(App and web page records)

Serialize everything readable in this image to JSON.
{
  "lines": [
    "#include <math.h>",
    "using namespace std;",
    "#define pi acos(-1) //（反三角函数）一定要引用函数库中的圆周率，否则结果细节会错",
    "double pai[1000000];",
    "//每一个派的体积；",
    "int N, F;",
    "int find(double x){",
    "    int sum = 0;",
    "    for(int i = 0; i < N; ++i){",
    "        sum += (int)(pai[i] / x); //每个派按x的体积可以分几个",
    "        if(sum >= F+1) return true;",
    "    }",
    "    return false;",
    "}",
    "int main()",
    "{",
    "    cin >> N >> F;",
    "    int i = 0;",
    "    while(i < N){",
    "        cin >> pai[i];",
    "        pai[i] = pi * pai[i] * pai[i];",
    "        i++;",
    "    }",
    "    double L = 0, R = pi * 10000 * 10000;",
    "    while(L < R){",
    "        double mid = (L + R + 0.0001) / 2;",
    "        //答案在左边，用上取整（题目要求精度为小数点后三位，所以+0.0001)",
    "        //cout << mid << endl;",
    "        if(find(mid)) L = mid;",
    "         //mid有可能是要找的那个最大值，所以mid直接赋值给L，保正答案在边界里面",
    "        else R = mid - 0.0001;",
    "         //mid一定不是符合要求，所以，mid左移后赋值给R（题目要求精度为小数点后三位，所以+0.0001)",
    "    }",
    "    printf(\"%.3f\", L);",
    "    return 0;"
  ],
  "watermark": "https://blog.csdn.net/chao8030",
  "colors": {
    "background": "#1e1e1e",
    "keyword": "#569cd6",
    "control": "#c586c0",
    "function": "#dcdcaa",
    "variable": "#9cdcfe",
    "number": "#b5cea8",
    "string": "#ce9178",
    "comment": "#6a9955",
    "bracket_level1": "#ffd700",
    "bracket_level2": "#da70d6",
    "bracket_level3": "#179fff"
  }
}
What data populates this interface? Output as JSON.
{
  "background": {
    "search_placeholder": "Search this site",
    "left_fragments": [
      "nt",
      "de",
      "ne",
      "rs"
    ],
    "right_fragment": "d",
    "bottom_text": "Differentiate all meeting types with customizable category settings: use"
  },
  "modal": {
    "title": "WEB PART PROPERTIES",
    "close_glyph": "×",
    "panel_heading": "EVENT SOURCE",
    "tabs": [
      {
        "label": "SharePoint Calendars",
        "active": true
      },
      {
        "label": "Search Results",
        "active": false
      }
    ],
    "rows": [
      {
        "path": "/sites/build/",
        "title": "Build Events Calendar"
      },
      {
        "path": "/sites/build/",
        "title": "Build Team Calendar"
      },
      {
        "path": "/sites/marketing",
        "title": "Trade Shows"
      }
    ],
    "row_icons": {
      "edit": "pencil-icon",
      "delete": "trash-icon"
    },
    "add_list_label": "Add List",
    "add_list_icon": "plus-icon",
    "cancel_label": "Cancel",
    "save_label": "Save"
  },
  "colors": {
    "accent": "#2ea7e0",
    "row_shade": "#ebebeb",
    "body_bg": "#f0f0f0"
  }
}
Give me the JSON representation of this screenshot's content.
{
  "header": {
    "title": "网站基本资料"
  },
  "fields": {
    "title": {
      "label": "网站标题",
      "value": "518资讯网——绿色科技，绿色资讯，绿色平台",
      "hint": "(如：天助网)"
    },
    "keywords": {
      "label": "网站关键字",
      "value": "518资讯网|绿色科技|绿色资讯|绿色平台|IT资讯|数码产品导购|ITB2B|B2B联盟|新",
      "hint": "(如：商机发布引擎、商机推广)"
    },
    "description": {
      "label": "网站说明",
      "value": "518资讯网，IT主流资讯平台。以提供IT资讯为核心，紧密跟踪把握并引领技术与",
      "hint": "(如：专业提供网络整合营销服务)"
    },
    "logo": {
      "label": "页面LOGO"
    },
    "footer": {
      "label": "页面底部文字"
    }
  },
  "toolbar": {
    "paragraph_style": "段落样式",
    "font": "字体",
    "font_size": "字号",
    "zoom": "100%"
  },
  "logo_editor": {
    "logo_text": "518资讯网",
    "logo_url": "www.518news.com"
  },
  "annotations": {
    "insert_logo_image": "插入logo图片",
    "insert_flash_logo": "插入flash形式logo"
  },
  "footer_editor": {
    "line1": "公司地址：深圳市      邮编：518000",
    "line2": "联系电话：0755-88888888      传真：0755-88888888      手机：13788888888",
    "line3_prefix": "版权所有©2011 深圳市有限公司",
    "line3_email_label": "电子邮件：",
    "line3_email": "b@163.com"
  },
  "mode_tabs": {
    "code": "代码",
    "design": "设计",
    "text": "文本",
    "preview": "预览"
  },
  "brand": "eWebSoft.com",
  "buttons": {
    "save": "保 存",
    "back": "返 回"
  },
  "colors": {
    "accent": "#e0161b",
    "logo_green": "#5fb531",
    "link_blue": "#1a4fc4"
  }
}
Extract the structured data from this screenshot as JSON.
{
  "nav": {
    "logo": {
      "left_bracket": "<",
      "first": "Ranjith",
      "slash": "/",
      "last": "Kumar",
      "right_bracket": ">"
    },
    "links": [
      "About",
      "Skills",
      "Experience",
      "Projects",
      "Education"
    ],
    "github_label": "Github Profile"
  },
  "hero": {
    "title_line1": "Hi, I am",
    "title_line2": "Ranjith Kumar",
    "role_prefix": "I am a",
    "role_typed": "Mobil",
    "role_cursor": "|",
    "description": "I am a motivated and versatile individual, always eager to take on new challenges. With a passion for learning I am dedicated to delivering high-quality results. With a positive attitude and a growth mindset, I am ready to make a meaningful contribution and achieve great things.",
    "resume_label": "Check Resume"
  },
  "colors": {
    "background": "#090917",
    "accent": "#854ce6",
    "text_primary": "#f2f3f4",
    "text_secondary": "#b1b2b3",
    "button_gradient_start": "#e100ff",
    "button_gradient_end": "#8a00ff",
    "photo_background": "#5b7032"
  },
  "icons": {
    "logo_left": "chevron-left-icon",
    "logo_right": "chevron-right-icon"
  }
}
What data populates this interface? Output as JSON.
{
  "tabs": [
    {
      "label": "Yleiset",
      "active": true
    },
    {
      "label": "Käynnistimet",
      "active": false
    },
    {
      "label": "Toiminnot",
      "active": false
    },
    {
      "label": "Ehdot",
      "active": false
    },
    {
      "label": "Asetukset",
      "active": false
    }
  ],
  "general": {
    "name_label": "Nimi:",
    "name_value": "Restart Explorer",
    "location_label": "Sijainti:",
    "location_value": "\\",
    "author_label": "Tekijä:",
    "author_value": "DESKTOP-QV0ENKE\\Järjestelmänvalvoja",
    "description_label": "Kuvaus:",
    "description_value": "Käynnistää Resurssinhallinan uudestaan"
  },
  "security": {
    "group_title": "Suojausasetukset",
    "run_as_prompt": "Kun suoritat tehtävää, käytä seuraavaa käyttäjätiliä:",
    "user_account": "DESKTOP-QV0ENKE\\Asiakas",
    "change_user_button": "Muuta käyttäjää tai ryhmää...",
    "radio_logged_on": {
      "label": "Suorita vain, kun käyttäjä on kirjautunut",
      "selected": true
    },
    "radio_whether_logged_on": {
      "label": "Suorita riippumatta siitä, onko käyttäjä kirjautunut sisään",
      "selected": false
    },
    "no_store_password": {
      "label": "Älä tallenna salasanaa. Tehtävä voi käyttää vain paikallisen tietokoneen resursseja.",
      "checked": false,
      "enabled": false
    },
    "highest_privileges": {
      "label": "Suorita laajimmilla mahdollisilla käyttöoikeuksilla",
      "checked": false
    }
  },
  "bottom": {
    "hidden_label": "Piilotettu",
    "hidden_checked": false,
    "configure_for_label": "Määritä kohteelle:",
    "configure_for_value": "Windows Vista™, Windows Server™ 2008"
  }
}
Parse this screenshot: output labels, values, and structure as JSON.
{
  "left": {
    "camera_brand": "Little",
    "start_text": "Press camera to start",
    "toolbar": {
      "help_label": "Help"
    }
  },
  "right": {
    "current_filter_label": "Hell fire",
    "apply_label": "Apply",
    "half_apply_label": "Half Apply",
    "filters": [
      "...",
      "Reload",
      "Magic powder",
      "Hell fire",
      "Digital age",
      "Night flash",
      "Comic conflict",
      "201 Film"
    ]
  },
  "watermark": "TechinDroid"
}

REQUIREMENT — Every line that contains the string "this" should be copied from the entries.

ANSWER TO THE PROBLEM —
Serialize everything readable in this image to JSON.
What data populates this interface? Output as JSON.
    "search_placeholder": "Search this site",
Give me the JSON representation of this screenshot's content.
Extract the structured data from this screenshot as JSON.
What data populates this interface? Output as JSON.
Parse this screenshot: output labels, values, and structure as JSON.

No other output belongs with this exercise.